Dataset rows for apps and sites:
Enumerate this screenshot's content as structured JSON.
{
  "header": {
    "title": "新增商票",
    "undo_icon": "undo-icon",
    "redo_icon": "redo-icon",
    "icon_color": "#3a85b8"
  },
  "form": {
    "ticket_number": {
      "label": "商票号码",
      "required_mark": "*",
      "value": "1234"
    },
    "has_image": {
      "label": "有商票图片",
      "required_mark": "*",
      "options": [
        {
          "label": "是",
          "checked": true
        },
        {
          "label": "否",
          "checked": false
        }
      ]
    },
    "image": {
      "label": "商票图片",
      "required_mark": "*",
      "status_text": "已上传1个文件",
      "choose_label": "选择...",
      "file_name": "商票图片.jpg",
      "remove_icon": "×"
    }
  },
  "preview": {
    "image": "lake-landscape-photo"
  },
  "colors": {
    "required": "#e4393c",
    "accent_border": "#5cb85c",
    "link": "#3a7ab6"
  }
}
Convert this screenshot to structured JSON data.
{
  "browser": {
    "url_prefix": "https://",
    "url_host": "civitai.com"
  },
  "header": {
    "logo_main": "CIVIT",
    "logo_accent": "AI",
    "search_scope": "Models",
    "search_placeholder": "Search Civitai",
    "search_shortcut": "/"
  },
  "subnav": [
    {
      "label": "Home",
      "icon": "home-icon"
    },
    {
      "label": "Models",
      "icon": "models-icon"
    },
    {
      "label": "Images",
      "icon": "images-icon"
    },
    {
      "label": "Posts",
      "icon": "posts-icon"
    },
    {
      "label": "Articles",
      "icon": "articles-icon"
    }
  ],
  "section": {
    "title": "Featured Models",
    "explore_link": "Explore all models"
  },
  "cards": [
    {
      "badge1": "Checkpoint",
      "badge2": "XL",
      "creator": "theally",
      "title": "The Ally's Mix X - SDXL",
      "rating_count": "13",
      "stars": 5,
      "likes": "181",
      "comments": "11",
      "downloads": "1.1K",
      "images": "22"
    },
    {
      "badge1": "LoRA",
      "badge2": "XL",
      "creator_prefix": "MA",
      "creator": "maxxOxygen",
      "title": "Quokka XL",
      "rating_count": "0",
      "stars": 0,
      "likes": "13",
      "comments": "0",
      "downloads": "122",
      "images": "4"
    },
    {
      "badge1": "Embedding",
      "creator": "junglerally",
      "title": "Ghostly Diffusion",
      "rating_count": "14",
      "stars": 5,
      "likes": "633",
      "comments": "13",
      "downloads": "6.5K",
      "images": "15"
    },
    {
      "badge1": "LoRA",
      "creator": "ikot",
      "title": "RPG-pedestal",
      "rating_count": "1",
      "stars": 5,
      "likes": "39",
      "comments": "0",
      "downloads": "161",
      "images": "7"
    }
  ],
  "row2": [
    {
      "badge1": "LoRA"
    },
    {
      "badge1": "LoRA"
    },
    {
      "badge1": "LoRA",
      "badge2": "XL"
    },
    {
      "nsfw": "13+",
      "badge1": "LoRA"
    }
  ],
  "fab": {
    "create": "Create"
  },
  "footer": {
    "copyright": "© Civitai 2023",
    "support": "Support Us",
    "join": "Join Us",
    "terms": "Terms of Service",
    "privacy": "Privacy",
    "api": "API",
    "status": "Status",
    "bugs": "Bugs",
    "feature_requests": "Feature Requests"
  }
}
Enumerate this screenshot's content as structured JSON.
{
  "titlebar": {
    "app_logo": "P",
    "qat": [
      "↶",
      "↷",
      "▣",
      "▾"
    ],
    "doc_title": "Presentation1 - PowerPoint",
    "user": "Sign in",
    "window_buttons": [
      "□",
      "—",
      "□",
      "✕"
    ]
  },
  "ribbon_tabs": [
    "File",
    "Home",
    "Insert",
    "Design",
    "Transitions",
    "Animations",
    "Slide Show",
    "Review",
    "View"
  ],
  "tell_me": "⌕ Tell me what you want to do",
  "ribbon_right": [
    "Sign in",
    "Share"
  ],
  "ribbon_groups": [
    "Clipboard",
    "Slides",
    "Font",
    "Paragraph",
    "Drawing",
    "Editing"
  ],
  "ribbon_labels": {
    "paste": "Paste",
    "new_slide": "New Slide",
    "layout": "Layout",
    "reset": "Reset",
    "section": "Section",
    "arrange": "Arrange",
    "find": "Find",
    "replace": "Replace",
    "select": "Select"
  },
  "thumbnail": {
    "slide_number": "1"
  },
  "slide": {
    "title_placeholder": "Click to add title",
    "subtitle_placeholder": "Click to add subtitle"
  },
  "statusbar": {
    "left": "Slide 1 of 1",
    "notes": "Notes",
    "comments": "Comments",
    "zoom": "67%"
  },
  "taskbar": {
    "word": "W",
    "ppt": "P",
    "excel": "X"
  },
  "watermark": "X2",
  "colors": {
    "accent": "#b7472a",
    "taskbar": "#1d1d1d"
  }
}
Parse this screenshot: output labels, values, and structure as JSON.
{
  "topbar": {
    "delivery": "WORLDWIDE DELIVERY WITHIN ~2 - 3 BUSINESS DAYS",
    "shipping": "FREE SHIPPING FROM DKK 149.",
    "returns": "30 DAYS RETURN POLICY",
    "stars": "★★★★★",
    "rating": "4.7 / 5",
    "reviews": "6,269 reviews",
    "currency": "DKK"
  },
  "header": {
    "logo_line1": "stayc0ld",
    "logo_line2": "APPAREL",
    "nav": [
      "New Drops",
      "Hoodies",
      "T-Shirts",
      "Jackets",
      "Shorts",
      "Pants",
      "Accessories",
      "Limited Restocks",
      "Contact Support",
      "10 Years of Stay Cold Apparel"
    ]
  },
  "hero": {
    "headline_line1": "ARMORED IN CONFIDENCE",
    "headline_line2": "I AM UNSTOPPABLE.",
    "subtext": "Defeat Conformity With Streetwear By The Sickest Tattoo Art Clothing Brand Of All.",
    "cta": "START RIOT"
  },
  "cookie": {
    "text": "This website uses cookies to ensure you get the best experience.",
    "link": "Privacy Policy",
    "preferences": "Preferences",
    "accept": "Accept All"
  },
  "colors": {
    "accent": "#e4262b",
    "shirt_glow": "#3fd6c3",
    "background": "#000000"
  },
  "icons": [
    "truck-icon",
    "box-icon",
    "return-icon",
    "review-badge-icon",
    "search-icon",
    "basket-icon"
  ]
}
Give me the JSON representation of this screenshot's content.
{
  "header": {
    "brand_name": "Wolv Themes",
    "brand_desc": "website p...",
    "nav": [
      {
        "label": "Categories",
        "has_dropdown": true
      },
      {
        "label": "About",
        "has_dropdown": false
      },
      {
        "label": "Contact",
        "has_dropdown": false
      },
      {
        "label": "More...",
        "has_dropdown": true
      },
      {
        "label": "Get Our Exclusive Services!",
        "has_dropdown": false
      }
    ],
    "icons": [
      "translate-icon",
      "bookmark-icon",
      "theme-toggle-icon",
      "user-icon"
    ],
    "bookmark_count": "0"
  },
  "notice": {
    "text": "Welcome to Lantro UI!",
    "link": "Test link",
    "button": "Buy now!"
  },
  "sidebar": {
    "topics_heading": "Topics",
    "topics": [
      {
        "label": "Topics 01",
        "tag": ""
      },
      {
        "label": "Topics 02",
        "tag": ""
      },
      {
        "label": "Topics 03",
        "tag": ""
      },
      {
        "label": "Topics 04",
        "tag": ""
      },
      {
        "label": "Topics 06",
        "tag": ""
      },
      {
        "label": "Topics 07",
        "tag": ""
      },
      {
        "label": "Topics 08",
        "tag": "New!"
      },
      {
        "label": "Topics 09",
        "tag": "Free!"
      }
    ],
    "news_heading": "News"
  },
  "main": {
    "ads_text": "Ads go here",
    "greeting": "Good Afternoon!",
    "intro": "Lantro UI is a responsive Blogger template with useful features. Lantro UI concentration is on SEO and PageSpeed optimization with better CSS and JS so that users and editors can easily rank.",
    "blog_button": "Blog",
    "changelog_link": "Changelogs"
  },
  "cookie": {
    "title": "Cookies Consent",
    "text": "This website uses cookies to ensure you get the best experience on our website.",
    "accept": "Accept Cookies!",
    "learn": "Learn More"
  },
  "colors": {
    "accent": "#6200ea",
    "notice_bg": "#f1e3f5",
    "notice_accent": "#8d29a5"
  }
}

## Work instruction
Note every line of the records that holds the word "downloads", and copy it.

## The answer
      "downloads": "1.1K",
      "downloads": "122",
      "downloads": "6.5K",
      "downloads": "161",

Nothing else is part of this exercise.